### ACTIVITY
Return each line of the data below that contains the string "field".

### DATA EXTRACTS
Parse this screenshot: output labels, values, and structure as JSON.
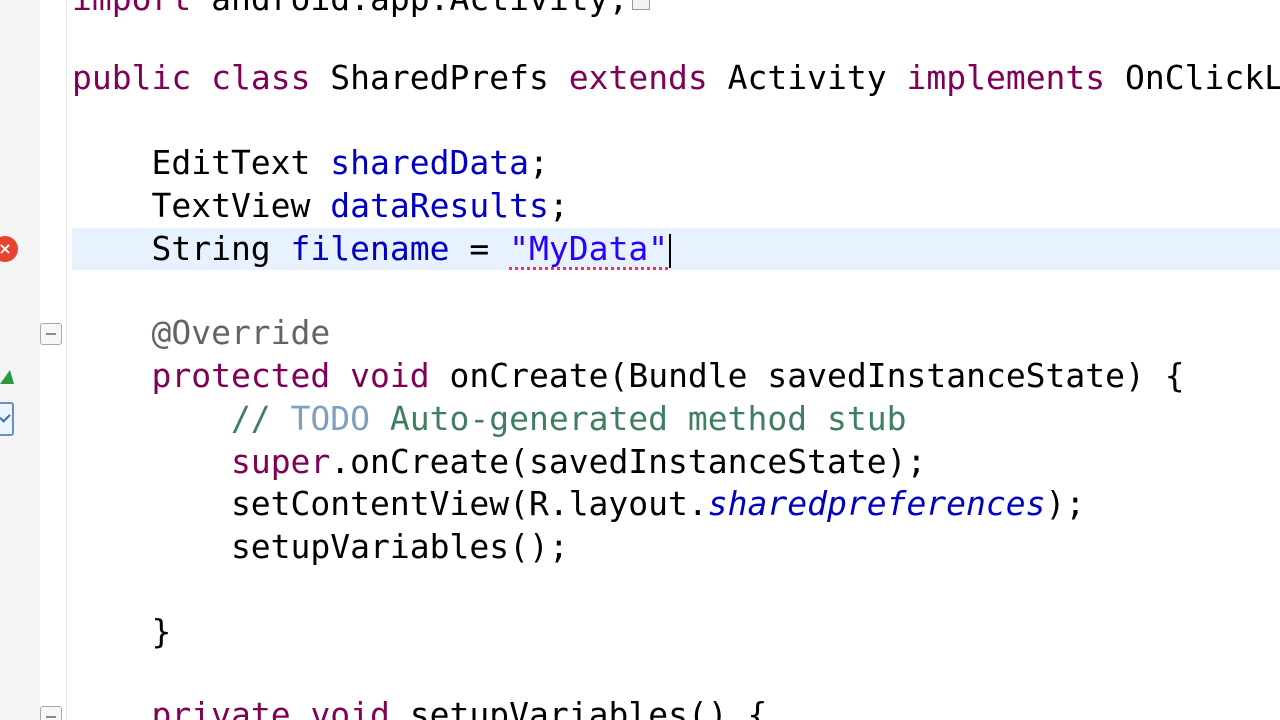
{
  "editor": {
    "lines": [
      {
        "id": "import",
        "tokens": [
          {
            "t": "import",
            "c": "kw"
          },
          {
            "t": " android.app.Activity;",
            "c": "plain"
          }
        ]
      },
      {
        "id": "class-decl",
        "tokens": [
          {
            "t": "public",
            "c": "kw"
          },
          {
            "t": " ",
            "c": "plain"
          },
          {
            "t": "class",
            "c": "kw"
          },
          {
            "t": " SharedPrefs ",
            "c": "plain"
          },
          {
            "t": "extends",
            "c": "kw"
          },
          {
            "t": " Activity ",
            "c": "plain"
          },
          {
            "t": "implements",
            "c": "kw"
          },
          {
            "t": " OnClickL",
            "c": "plain"
          }
        ]
      },
      {
        "id": "field-shareddata",
        "tokens": [
          {
            "t": "    EditText ",
            "c": "plain"
          },
          {
            "t": "sharedData",
            "c": "fld"
          },
          {
            "t": ";",
            "c": "plain"
          }
        ]
      },
      {
        "id": "field-dataresults",
        "tokens": [
          {
            "t": "    TextView ",
            "c": "plain"
          },
          {
            "t": "dataResults",
            "c": "fld"
          },
          {
            "t": ";",
            "c": "plain"
          }
        ]
      },
      {
        "id": "field-filename",
        "tokens": [
          {
            "t": "    String ",
            "c": "plain"
          },
          {
            "t": "filename",
            "c": "fld"
          },
          {
            "t": " = ",
            "c": "plain"
          },
          {
            "t": "\"MyData\"",
            "c": "str err-underline"
          }
        ],
        "current": true,
        "caret": true
      },
      {
        "id": "annotation",
        "tokens": [
          {
            "t": "    @Override",
            "c": "ann"
          }
        ]
      },
      {
        "id": "oncreate-decl",
        "tokens": [
          {
            "t": "    ",
            "c": "plain"
          },
          {
            "t": "protected",
            "c": "kw"
          },
          {
            "t": " ",
            "c": "plain"
          },
          {
            "t": "void",
            "c": "kw"
          },
          {
            "t": " onCreate(Bundle savedInstanceState) {",
            "c": "plain"
          }
        ]
      },
      {
        "id": "comment-todo",
        "tokens": [
          {
            "t": "        // ",
            "c": "cm"
          },
          {
            "t": "TODO",
            "c": "todo"
          },
          {
            "t": " Auto-generated method stub",
            "c": "cm"
          }
        ]
      },
      {
        "id": "super-call",
        "tokens": [
          {
            "t": "        ",
            "c": "plain"
          },
          {
            "t": "super",
            "c": "kw"
          },
          {
            "t": ".onCreate(savedInstanceState);",
            "c": "plain"
          }
        ]
      },
      {
        "id": "setcontentview",
        "tokens": [
          {
            "t": "        setContentView(R.layout.",
            "c": "plain"
          },
          {
            "t": "sharedpreferences",
            "c": "fld-static"
          },
          {
            "t": ");",
            "c": "plain"
          }
        ]
      },
      {
        "id": "setupvariables-call",
        "tokens": [
          {
            "t": "        setupVariables();",
            "c": "plain"
          }
        ]
      },
      {
        "id": "close-brace",
        "tokens": [
          {
            "t": "    }",
            "c": "plain"
          }
        ]
      },
      {
        "id": "setupvariables-decl",
        "tokens": [
          {
            "t": "    ",
            "c": "plain"
          },
          {
            "t": "private",
            "c": "kw"
          },
          {
            "t": " ",
            "c": "plain"
          },
          {
            "t": "void",
            "c": "kw"
          },
          {
            "t": " setupVariables() {",
            "c": "plain"
          }
        ]
      }
    ]
  },
  "markers": {
    "error_symbol": "×"
  }
}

### SOLUTION FOR THIS TASK
        "id": "field-shareddata",
        "id": "field-dataresults",
        "id": "field-filename",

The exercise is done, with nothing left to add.